The Peoples Democratic Party (PDP), the ruling party of Jammu and Kashmir, on Wednesday rejected the contention that the unrest in the state is because of its alliance with the Bharatiya Janata Party (BJP) and blamed the actions by the Congress and National Conference since 1948 for the loss of trust in democracy among the people of the valley.
In a strong and emotional speech in Lok Sabha during discussion on the Kashmir situation, senior PDP leader Muzaffar Hussain Baig said the Indian government should use its moral authority to resolve the problems of the state rather than using military authority.
Slamming Pakistan for its interference in Kashmir, he said people of the Valley are being “misguided”, and expressed faith in the Narendra Modi government, saying “if you can’t do it (resolve the problems), who can do it?”
He wondered whether Hizbul Mujahideen commander Burhan Wani, whose killing in an encounter with security forces triggered the unrest, could have been arrested instead of being gunned down.
In this context, the former minister of Jammu and Kashmir cited examples of how some militants had earlier given up the gun and contested elections to join the mainstream.
Rejecting allegations by critics that the current unrest is due to the PDP joining hands with the BJP to form the government, Baig said, “nobody can accuse them (BJP) of being traitors”.
Seeking to turn tables on his opponents, Baig went back into history and blamed the Congress and the National Conference, without naming them, for repeated controversial actions since 1948 when Prajapati Parishad was not allowed to contest polls.
He said Kashmiris lost faith in democracy due to actions like installing “un-elected governments” and dismissing elected governments besides rigging elections.
He said the rigging of the 1987 polls, allegedly by the National Conference-Congress combine, was the “deepest cut” to the faith of Kashmiris in democracy as these elections had been contested even by those who did not believe in the Indian Constitution but wanted to repose trust in the poll process.
In this regard, he gave the example of the chief of militant group Hizbul Mujahideen, whose original name is Mohd Yusuf Shah, contesting the elections which were “rigged”.
Baig said Yasin Malik, now the Jammu Kashmir Liberation Front chief, was Shah’s polling agent and was “tortured” by police after National Conference-Congress came to power.
Taking objection to certain remarks of Baig against the Congress, party member KC Venugopal said the message should be given that the country is united on the Kashmir issue.

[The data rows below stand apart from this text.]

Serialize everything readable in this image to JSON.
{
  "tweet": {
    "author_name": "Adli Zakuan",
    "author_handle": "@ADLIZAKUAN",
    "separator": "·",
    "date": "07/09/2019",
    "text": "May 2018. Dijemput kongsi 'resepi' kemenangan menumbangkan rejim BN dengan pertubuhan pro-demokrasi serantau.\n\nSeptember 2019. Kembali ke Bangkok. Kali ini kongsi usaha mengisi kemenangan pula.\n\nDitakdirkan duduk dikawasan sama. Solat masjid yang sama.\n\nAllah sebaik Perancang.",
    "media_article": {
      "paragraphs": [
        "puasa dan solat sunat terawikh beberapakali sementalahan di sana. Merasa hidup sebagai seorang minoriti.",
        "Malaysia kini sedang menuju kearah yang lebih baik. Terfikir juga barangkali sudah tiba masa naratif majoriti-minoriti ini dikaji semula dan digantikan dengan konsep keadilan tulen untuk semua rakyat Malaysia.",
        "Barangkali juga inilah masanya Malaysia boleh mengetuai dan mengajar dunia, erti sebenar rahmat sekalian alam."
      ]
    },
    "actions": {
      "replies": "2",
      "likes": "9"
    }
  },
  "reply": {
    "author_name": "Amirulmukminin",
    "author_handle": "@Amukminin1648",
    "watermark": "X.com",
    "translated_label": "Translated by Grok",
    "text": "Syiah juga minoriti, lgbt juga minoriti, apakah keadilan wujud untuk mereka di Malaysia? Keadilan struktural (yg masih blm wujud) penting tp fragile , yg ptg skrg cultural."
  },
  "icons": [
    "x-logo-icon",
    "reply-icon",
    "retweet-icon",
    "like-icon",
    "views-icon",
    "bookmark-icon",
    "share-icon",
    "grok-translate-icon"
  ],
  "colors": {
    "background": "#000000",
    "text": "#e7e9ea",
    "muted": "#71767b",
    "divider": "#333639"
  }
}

Referring to historical incidents, the PDP leader said a “fraud” had been played on Kashmiris by propagating that they are not pro-India and are pro-Pakistan.
Blasting Pakistan for interfering in Kashmir, Baig said the neighbouring country had become a victim of its own policies and as a result, it has Balochistan “burning” and faces problems in Pakistan-occupied Kashmir.
Appreciating the efforts of the central government, Baig disapproved of the criticism of Prime Minister Narendra Modi over the Kashmir situation, saying he should not be dragged into each and every issue.
He defended Modi over him playing drums during his Africa visit when Kashmir was burning, saying the Prime Minister was “making history [in Africa]”.
According to him, a kind of romanticism is being made about terrorism, which has become a business.
Talking about Wani’s killing, Baig wondered whether he could have been arrested. “Was it possible to arrest or inevitable to kill?... He (Wani) was not an invisible ghost or an Osama Bin Laden... At least for the sake of having a good judgement, it should be looked into whether Wani could have been arrested,” he said.
Taking objection to certain anti-Muslim remarks made by a leader whom he did not name, Baig said, “Muslims are as good an Indian as the Prime Minister... and Kashmiris are as good an Indian as Rajnath Singh”.
When Venugopal intervened, the PDP leader said, “Aap logon ne hamari awaaz dabayi hai (you people have suppressed our voice)”.
Minister of state for parliamentary affairs SS Ahluwalia told Venugopal that if “we don’t allow him to speak in the tallest temple of democracy, then where is he going to speak”.